*WHAT IS REQUIRED*
Which of the lines below mention the word "this"? Pull each one out.
** Opening MATERIAL PROVIDED block **
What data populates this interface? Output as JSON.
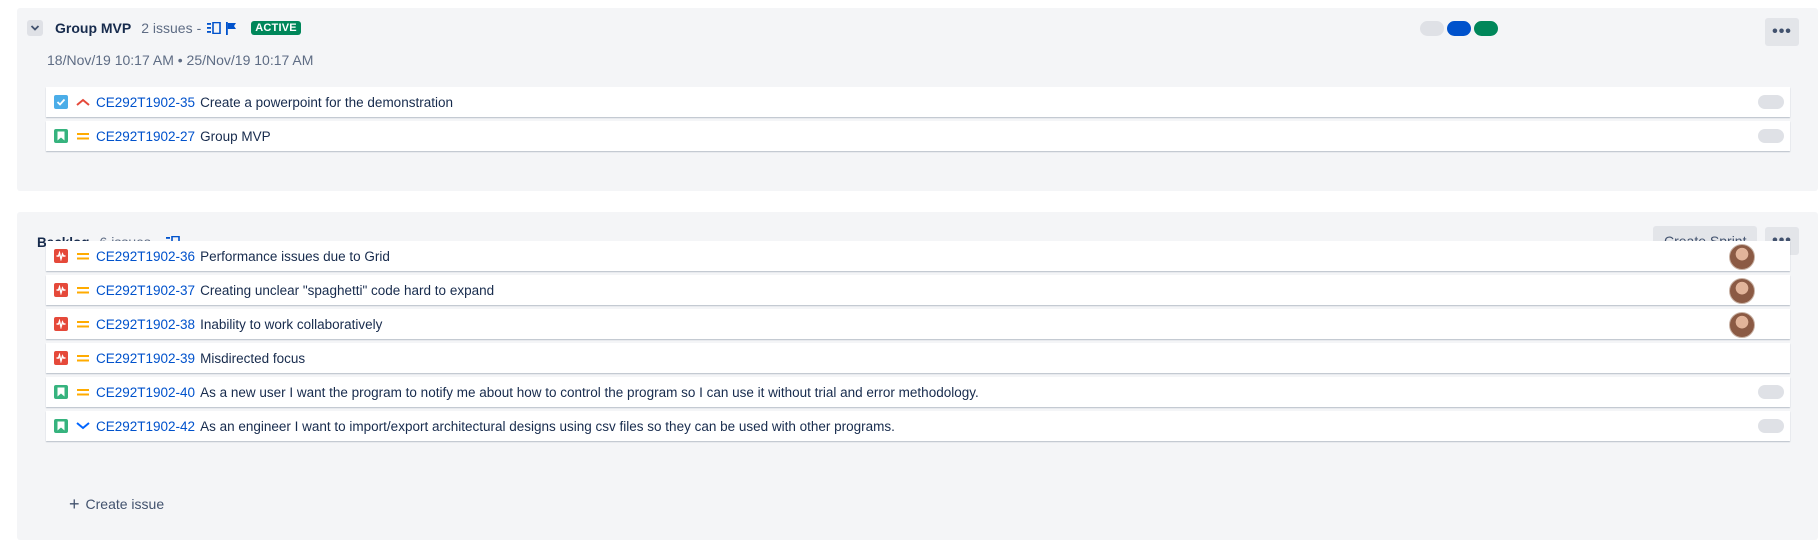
{
  "sprint": {
    "title": "Group MVP",
    "issue_count": "2 issues",
    "separator": "-",
    "status": "ACTIVE",
    "dates": "18/Nov/19 10:17 AM  •  25/Nov/19 10:17 AM",
    "status_colors": [
      "#dfe1e6",
      "#0052cc",
      "#00875a"
    ],
    "more_label": "•••",
    "issues": [
      {
        "type": "subtask",
        "priority": "high",
        "key": "CE292T1902-35",
        "summary": "Create a powerpoint for the demonstration",
        "estimate": true
      },
      {
        "type": "story",
        "priority": "medium",
        "key": "CE292T1902-27",
        "summary": "Group MVP",
        "estimate": true
      }
    ]
  },
  "backlog": {
    "title": "Backlog",
    "issue_count": "6 issues",
    "separator": "-",
    "create_sprint_label": "Create Sprint",
    "more_label": "•••",
    "create_issue_label": "Create issue",
    "issues": [
      {
        "type": "bug",
        "priority": "medium",
        "key": "CE292T1902-36",
        "summary": "Performance issues due to Grid",
        "assignee": true
      },
      {
        "type": "bug",
        "priority": "medium",
        "key": "CE292T1902-37",
        "summary": "Creating unclear \"spaghetti\" code hard to expand",
        "assignee": true
      },
      {
        "type": "bug",
        "priority": "medium",
        "key": "CE292T1902-38",
        "summary": "Inability to work collaboratively",
        "assignee": true
      },
      {
        "type": "bug",
        "priority": "medium",
        "key": "CE292T1902-39",
        "summary": "Misdirected focus"
      },
      {
        "type": "story",
        "priority": "medium",
        "key": "CE292T1902-40",
        "summary": "As a new user I want the program to notify me about how to control the program so I can use it without trial and error methodology.",
        "estimate": true
      },
      {
        "type": "story",
        "priority": "low",
        "key": "CE292T1902-42",
        "summary": "As an engineer I want to import/export architectural designs using csv files so they can be used with other programs.",
        "estimate": true
      }
    ]
  },
  "icon_colors": {
    "link": "#0052cc",
    "subtask": "#4bade8",
    "story": "#36b37e",
    "bug": "#e5493a",
    "prio_high": "#e5493a",
    "prio_medium": "#ffab00",
    "prio_low": "#0065ff"
  }
}
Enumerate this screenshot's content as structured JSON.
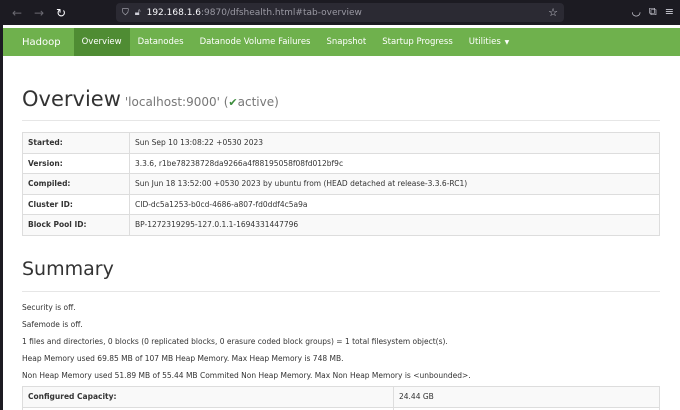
{
  "browser": {
    "url_host": "192.168.1.6",
    "url_path": ":9870/dfshealth.html#tab-overview"
  },
  "navbar": {
    "brand": "Hadoop",
    "items": [
      {
        "label": "Overview"
      },
      {
        "label": "Datanodes"
      },
      {
        "label": "Datanode Volume Failures"
      },
      {
        "label": "Snapshot"
      },
      {
        "label": "Startup Progress"
      },
      {
        "label": "Utilities"
      }
    ]
  },
  "overview": {
    "title": "Overview",
    "host": "'localhost:9000' (",
    "status": "active",
    "status_close": ")",
    "rows": [
      {
        "key": "Started:",
        "value": "Sun Sep 10 13:08:22 +0530 2023"
      },
      {
        "key": "Version:",
        "value": "3.3.6, r1be78238728da9266a4f88195058f08fd012bf9c"
      },
      {
        "key": "Compiled:",
        "value": "Sun Jun 18 13:52:00 +0530 2023 by ubuntu from (HEAD detached at release-3.3.6-RC1)"
      },
      {
        "key": "Cluster ID:",
        "value": "CID-dc5a1253-b0cd-4686-a807-fd0ddf4c5a9a"
      },
      {
        "key": "Block Pool ID:",
        "value": "BP-1272319295-127.0.1.1-1694331447796"
      }
    ]
  },
  "summary": {
    "title": "Summary",
    "lines": [
      "Security is off.",
      "Safemode is off.",
      "1 files and directories, 0 blocks (0 replicated blocks, 0 erasure coded block groups) = 1 total filesystem object(s).",
      "Heap Memory used 69.85 MB of 107 MB Heap Memory. Max Heap Memory is 748 MB.",
      "Non Heap Memory used 51.89 MB of 55.44 MB Commited Non Heap Memory. Max Non Heap Memory is <unbounded>."
    ],
    "capacity": {
      "key": "Configured Capacity:",
      "value": "24.44 GB"
    }
  }
}
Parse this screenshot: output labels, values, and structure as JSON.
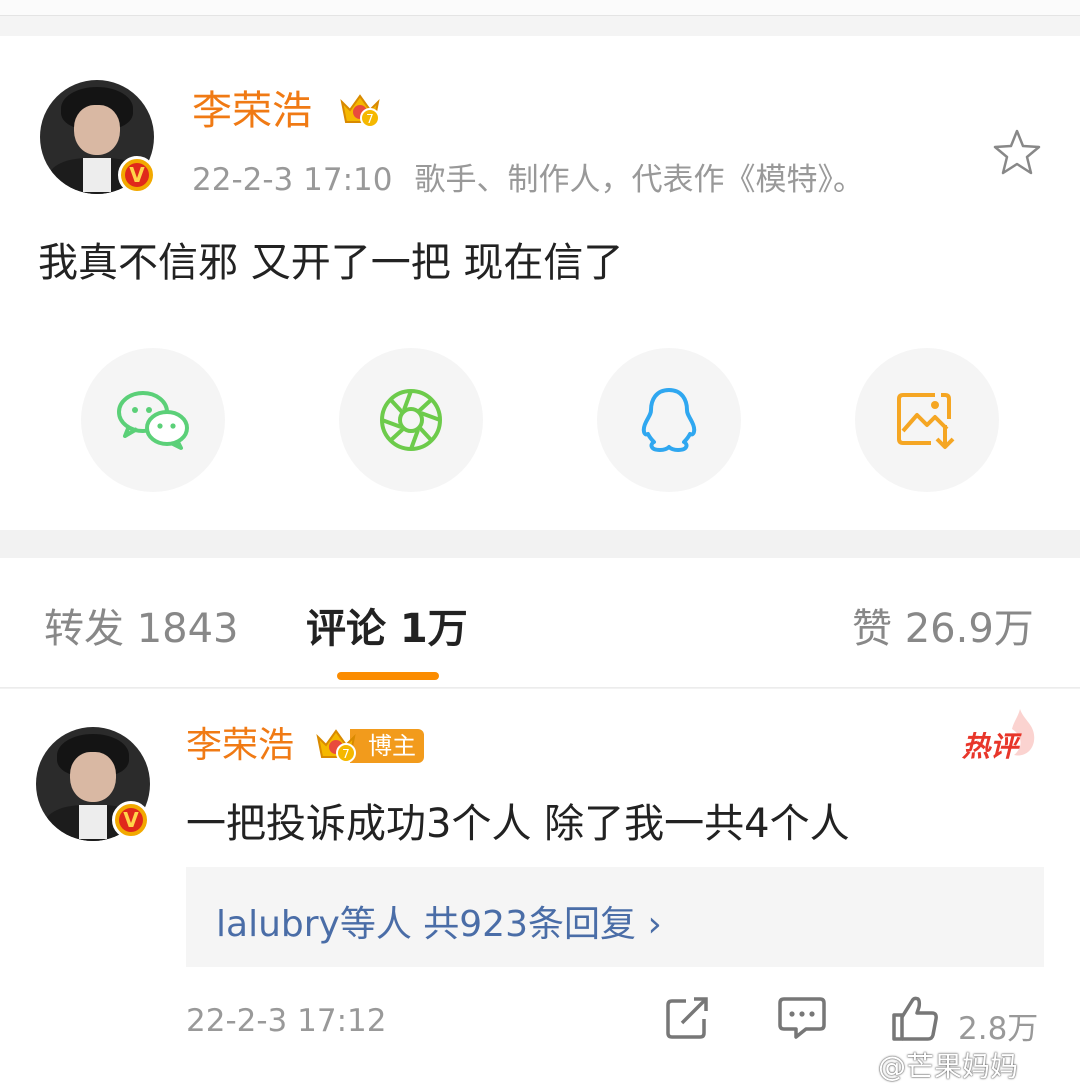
{
  "post": {
    "author": "李荣浩",
    "crown_level": "7",
    "time": "22-2-3 17:10",
    "bio": "歌手、制作人，代表作《模特》。",
    "text": "我真不信邪 又开了一把 现在信了",
    "verified_mark": "V"
  },
  "share": {
    "items": [
      {
        "icon": "wechat-icon",
        "color": "#5bd078"
      },
      {
        "icon": "moments-icon",
        "color": "#6dcb4b"
      },
      {
        "icon": "qq-icon",
        "color": "#2fa7f0"
      },
      {
        "icon": "save-image-icon",
        "color": "#f5a623"
      }
    ]
  },
  "tabs": {
    "repost": "转发 1843",
    "comments": "评论 1万",
    "likes": "赞 26.9万",
    "accent": "#fb8c00"
  },
  "comment": {
    "author": "李荣浩",
    "badge": "博主",
    "hot_label": "热评",
    "text": "一把投诉成功3个人 除了我一共4个人",
    "replies": "lalubry等人  共923条回复 ›",
    "time": "22-2-3 17:12",
    "likes": "2.8万",
    "crown_level": "7"
  },
  "watermark": "@芒果妈妈",
  "colors": {
    "name": "#f07a14",
    "link": "#4a6da7"
  }
}
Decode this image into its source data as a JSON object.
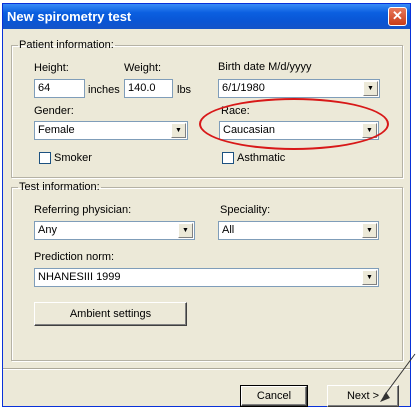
{
  "window": {
    "title": "New spirometry test",
    "close_glyph": "✕"
  },
  "patient_info": {
    "legend": "Patient information:",
    "height": {
      "label": "Height:",
      "value": "64",
      "unit": "inches"
    },
    "weight": {
      "label": "Weight:",
      "value": "140.0",
      "unit": "lbs"
    },
    "birth_date": {
      "label": "Birth date M/d/yyyy",
      "value": "6/1/1980"
    },
    "gender": {
      "label": "Gender:",
      "value": "Female"
    },
    "race": {
      "label": "Race:",
      "value": "Caucasian"
    },
    "smoker": {
      "label": "Smoker",
      "checked": false
    },
    "asthmatic": {
      "label": "Asthmatic",
      "checked": false
    }
  },
  "test_info": {
    "legend": "Test information:",
    "referring_physician": {
      "label": "Referring physician:",
      "value": "Any"
    },
    "speciality": {
      "label": "Speciality:",
      "value": "All"
    },
    "prediction_norm": {
      "label": "Prediction norm:",
      "value": "NHANESIII 1999"
    },
    "ambient_settings_label": "Ambient settings"
  },
  "footer": {
    "cancel_label": "Cancel",
    "next_label": "Next >"
  },
  "icons": {
    "dropdown": "chevron-down-icon",
    "close": "close-icon"
  },
  "colors": {
    "title_bar": "#0a55d4",
    "dialog_bg": "#ece9d8",
    "annotation": "#d81818"
  },
  "annotation": {
    "type": "ellipse-highlight",
    "target": "race-dropdown"
  }
}
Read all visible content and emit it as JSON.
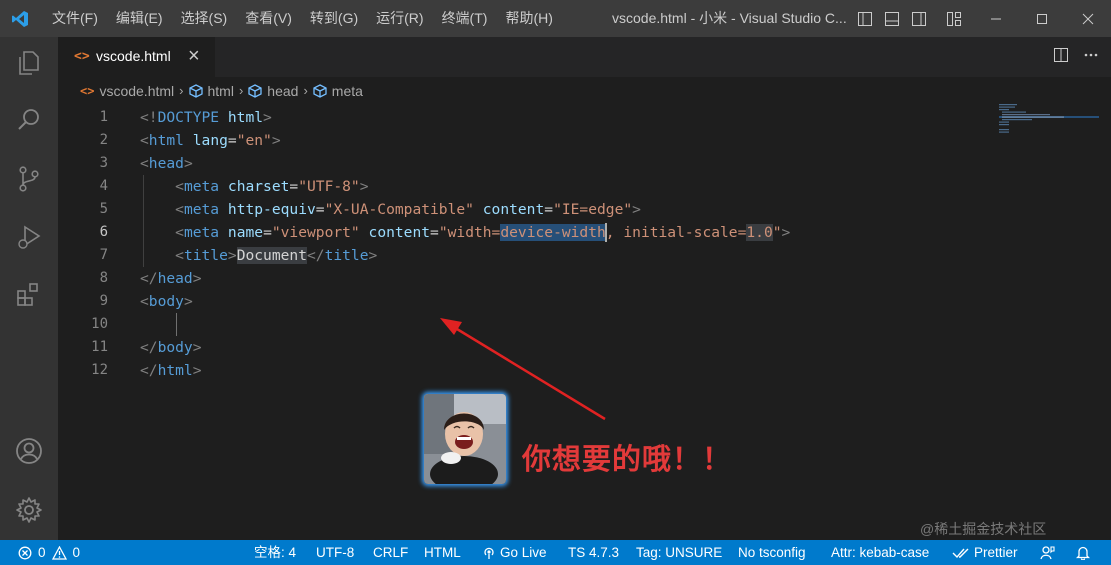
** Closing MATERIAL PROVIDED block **
*SOLVED PROBLEM*
What data populates this interface? Output as JSON.
Enumerate this screenshot's content as structured JSON.
Parse this screenshot: output labels, values, and structure as JSON.
Decode this image into its source data as a JSON object.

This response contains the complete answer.